BEGIN

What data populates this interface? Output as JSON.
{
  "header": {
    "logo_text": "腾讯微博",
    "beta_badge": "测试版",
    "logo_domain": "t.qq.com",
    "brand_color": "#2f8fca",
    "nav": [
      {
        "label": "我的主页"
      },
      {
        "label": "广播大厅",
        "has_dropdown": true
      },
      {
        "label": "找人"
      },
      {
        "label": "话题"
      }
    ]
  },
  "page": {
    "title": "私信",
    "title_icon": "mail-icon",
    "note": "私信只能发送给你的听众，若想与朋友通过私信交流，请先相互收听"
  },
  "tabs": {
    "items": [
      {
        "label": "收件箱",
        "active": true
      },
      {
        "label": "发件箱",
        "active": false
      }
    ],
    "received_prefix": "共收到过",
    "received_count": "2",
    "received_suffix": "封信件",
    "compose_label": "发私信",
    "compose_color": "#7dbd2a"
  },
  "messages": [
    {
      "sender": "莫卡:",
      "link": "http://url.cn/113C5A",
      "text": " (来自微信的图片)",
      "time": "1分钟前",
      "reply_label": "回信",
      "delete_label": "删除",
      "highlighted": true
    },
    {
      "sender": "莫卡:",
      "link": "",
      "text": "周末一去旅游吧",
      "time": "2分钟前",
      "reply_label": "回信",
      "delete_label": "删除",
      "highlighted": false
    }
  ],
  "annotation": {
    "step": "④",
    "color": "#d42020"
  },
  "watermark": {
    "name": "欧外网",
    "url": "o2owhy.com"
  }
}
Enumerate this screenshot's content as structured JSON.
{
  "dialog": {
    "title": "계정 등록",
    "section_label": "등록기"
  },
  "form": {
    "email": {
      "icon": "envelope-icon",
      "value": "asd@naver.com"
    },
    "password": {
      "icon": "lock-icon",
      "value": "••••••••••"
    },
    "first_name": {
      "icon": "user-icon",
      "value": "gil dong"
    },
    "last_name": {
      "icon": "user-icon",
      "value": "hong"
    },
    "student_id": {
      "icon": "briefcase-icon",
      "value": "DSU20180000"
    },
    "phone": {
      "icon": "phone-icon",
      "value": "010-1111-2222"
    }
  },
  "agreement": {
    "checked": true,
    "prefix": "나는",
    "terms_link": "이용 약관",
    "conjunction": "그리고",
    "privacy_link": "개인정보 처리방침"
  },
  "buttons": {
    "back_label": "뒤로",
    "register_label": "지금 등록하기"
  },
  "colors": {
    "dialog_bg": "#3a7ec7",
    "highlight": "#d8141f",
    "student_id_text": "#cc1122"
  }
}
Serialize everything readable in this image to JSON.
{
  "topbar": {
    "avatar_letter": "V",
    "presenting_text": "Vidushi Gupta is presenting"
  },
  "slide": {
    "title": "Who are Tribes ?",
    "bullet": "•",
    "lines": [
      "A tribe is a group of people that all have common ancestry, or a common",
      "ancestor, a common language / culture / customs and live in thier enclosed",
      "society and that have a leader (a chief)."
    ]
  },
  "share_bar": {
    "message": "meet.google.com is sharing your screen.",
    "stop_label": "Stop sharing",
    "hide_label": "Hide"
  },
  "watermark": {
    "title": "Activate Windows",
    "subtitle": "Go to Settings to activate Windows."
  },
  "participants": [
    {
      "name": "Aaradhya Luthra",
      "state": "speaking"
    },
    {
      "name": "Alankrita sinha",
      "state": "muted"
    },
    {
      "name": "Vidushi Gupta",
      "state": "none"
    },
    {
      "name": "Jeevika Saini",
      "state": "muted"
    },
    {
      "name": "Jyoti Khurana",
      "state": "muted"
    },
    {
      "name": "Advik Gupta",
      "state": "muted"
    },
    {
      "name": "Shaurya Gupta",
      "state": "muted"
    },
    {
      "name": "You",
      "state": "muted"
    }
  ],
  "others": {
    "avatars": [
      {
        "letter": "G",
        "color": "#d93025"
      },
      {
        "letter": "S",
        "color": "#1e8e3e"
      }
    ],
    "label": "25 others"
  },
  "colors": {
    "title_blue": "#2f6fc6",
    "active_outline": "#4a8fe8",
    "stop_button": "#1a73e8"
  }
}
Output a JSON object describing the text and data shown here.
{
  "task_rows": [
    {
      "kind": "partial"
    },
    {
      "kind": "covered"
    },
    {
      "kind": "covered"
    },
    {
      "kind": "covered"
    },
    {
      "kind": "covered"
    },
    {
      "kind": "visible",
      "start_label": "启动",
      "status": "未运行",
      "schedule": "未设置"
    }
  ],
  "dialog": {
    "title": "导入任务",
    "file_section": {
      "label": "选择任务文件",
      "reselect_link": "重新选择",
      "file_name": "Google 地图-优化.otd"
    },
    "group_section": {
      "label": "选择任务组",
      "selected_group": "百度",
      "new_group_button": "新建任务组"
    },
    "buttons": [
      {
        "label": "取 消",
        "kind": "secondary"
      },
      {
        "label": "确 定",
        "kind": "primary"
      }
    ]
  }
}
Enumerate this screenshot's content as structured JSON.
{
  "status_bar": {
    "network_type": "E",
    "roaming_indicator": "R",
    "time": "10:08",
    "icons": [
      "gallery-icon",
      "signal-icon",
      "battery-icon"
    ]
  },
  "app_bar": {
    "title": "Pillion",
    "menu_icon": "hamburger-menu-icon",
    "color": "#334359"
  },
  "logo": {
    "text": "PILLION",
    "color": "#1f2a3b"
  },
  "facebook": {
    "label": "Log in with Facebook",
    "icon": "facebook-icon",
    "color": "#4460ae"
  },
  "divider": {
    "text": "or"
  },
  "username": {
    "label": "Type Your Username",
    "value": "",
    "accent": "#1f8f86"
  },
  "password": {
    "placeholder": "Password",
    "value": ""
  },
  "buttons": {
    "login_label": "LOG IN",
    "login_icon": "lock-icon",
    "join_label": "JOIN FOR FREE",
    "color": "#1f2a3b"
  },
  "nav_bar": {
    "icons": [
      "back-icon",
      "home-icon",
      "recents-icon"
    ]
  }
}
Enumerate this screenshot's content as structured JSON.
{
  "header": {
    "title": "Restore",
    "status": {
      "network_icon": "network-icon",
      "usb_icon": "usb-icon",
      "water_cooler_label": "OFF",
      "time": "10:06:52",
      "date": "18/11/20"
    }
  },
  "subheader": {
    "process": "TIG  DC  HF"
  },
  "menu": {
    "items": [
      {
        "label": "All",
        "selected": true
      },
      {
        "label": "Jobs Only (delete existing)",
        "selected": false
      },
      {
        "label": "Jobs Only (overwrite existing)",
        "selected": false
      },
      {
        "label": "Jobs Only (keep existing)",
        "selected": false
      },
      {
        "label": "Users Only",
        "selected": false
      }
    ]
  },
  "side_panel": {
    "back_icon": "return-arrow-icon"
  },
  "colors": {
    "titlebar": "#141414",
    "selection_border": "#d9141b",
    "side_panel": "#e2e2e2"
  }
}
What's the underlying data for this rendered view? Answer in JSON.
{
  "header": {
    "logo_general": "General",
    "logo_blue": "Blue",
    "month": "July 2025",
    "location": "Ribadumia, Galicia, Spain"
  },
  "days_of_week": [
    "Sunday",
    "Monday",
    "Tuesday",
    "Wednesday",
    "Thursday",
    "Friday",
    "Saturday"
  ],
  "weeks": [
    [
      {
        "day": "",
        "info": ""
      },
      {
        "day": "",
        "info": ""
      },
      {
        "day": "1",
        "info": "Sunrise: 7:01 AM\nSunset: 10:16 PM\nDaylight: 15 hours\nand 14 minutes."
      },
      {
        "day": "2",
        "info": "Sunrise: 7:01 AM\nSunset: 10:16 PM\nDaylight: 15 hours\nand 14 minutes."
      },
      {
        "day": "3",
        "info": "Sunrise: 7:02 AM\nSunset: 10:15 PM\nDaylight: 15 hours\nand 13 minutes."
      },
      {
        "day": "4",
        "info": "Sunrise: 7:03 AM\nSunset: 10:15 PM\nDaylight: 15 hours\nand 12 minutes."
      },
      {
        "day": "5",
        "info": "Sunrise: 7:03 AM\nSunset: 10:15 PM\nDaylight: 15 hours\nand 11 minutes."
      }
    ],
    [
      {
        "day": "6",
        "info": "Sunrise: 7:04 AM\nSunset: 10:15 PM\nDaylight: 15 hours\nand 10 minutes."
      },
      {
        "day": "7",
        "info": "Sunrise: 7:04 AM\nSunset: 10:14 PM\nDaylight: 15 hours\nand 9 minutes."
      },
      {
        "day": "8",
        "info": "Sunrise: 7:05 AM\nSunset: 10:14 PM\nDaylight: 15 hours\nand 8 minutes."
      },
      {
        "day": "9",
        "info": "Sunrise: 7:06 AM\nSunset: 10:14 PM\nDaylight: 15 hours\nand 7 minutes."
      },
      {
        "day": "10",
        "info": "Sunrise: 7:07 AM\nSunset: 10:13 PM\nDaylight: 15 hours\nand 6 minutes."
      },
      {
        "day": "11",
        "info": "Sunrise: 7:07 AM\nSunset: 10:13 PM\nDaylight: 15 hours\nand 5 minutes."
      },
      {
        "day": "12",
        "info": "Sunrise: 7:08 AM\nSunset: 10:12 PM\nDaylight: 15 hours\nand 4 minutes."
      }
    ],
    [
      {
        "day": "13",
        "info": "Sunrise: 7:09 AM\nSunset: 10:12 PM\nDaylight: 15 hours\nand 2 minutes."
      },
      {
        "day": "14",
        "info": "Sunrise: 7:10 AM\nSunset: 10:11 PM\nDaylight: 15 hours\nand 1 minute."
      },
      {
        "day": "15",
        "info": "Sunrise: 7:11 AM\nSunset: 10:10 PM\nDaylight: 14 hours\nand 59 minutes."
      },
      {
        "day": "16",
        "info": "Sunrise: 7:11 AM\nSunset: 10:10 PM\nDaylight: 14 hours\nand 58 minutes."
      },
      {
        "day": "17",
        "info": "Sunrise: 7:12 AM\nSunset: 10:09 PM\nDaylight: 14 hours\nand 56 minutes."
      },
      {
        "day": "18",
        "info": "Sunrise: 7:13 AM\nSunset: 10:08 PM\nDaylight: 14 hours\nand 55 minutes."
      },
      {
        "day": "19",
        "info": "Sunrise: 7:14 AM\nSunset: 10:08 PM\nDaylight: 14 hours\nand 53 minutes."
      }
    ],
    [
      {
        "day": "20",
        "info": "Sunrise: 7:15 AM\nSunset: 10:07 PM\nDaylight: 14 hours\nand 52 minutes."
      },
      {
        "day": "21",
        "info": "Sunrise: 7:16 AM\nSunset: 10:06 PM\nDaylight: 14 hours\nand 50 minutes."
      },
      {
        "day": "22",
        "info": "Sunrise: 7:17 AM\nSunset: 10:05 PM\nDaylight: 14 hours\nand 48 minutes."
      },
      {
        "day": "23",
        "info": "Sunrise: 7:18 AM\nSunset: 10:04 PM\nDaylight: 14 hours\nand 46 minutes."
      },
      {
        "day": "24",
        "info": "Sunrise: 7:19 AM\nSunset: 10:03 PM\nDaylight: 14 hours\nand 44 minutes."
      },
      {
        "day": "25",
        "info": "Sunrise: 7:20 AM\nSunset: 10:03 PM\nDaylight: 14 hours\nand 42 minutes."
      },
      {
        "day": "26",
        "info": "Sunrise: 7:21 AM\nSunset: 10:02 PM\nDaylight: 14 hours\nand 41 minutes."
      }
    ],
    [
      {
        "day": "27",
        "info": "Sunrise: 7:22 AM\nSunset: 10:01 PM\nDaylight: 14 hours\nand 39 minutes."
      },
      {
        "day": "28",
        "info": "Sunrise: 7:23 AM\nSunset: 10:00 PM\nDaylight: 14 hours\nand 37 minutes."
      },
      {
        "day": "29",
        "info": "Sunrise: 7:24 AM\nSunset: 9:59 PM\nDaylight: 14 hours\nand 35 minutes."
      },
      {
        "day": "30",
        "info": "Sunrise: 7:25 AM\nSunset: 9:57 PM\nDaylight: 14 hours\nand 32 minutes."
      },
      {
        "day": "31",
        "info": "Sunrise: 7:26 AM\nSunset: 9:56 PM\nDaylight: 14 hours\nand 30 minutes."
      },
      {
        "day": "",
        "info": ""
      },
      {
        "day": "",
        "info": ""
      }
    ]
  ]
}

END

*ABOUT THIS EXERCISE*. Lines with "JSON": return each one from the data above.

*EXERCISE SOLUTION*.
What data populates this interface? Output as JSON.
Enumerate this screenshot's content as structured JSON.
Serialize everything readable in this image to JSON.
Output a JSON object describing the text and data shown here.
Enumerate this screenshot's content as structured JSON.
Enumerate this screenshot's content as structured JSON.
What's the underlying data for this rendered view? Answer in JSON.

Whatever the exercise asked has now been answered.